FRIDAY, Jan. 28 (HealthDay News) -- Children and teens with
potentially life-threatening food allergies may feel unsafe,
isolated and excluded in their schools, a small study suggests.
Researchers interviewed 10 children, aged 8 to 12, and 10
teenagers in Canada whose food allergies were severe enough that
they had to carry injectable adrenaline in case they suffered an
Compared to the children, teens felt less confident about their
surroundings at high school and the information about food
allergies possessed by school personnel and parents.
High schools were viewed as less safe because they didn't have
homerooms, there were unsupervised lunch areas where food fights
sometimes break out, and fewer staff who knew about food allergies.
Elementary schools were considered safer because there was a
stronger parental presence and consistent routines involving lunch
rooms, trained staff, and communication strategies.
The children and teens felt the greatest threats to their safety
came from uninformed friends, school personnel and the parents of
other students.
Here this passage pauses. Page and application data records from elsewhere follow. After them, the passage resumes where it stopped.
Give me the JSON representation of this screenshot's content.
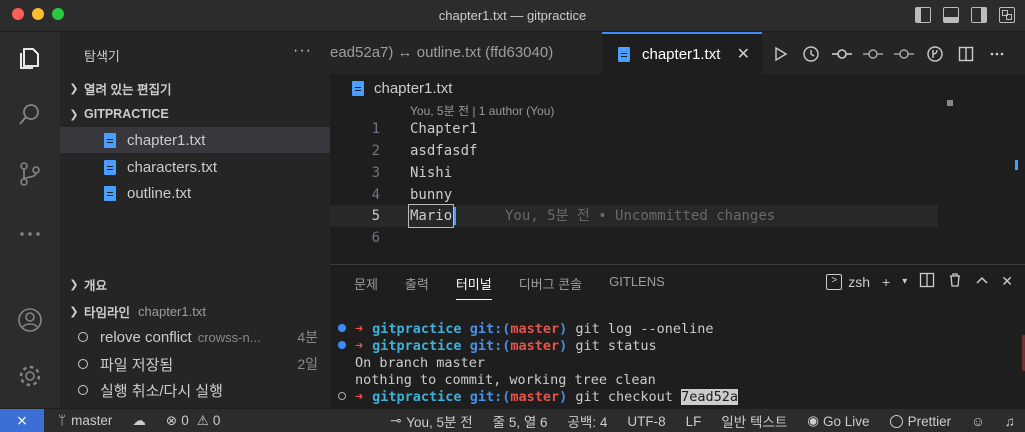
{
  "window": {
    "title": "chapter1.txt — gitpractice"
  },
  "sidebar": {
    "title": "탐색기",
    "more": "···",
    "open_editors": "열려 있는 편집기",
    "project": "GITPRACTICE",
    "files": [
      "chapter1.txt",
      "characters.txt",
      "outline.txt"
    ],
    "outline": "개요",
    "timeline": {
      "label": "타임라인",
      "file": "chapter1.txt",
      "items": [
        {
          "label": "relove conflict",
          "desc": "crowss-n...",
          "time": "4분"
        },
        {
          "label": "파일 저장됨",
          "desc": "",
          "time": "2일"
        },
        {
          "label": "실행 취소/다시 실행",
          "desc": "",
          "time": ""
        }
      ]
    }
  },
  "tabs": {
    "inactive": "ead52a7) ↔ outline.txt (ffd63040)",
    "active": "chapter1.txt",
    "close": "✕"
  },
  "editor": {
    "breadcrumb": "chapter1.txt",
    "codelens": "You, 5분 전 | 1 author (You)",
    "lines": [
      {
        "num": "1",
        "text": "Chapter1"
      },
      {
        "num": "2",
        "text": "asdfasdf"
      },
      {
        "num": "3",
        "text": "Nishi"
      },
      {
        "num": "4",
        "text": "bunny"
      },
      {
        "num": "5",
        "text": "Mario"
      },
      {
        "num": "6",
        "text": ""
      }
    ],
    "blame": "You, 5분 전 • Uncommitted changes"
  },
  "panel": {
    "tabs": [
      "문제",
      "출력",
      "터미널",
      "디버그 콘솔",
      "GITLENS"
    ],
    "active_tab": "터미널",
    "shell": "zsh",
    "terminal": {
      "prompt_dir": "gitpractice",
      "prompt_git": "git:(",
      "prompt_branch": "master",
      "prompt_close": ")",
      "cmd1": "git log --oneline",
      "cmd2": "git status",
      "out1": "On branch master",
      "out2": "nothing to commit, working tree clean",
      "cmd3": "git checkout ",
      "cmd3_sel": "7ead52a"
    }
  },
  "statusbar": {
    "branch": "master",
    "errors": "0",
    "warnings": "0",
    "blame": "You, 5분 전",
    "position": "줄 5, 열 6",
    "spaces": "공백: 4",
    "encoding": "UTF-8",
    "eol": "LF",
    "language": "일반 텍스트",
    "golive": "Go Live",
    "prettier": "Prettier"
  },
  "colors": {
    "accent": "#3c8cff",
    "remote": "#3c6fd6",
    "prompt_arrow": "#e5534b",
    "prompt_dir": "#3fb0d8"
  }
}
Many also said a number of environmental and social
barriers led to them being teased and feeling isolated and
The children tended to rely on parents and teachers to cope,
while the teens often fended for themselves by avoiding risky
foods, educating others about food allergies, trying to understand
confusing food labels, and quickly leaving unsafe places. Some said
they felt disempowered and overburdened and even developed habits
such as constant hand washing or delaying eating until they knew
there was an adult present who could drive them to the hospital if
they suffered an allergic reaction.
The findings, published in the January issue of the journal
Risk Analysis, provide information for food-allergic children and their parents to influence school policies about food allergy risk management and coping, said the researchers in a journal news release.
Because of its limited size, the study should merely be
considered exploratory, the authors said.
In the United States, as many as 200 young children die annually
from serious food allergies, according to the news release.
The U.S. National Institute of Allergy and Infectious Diseases
has more about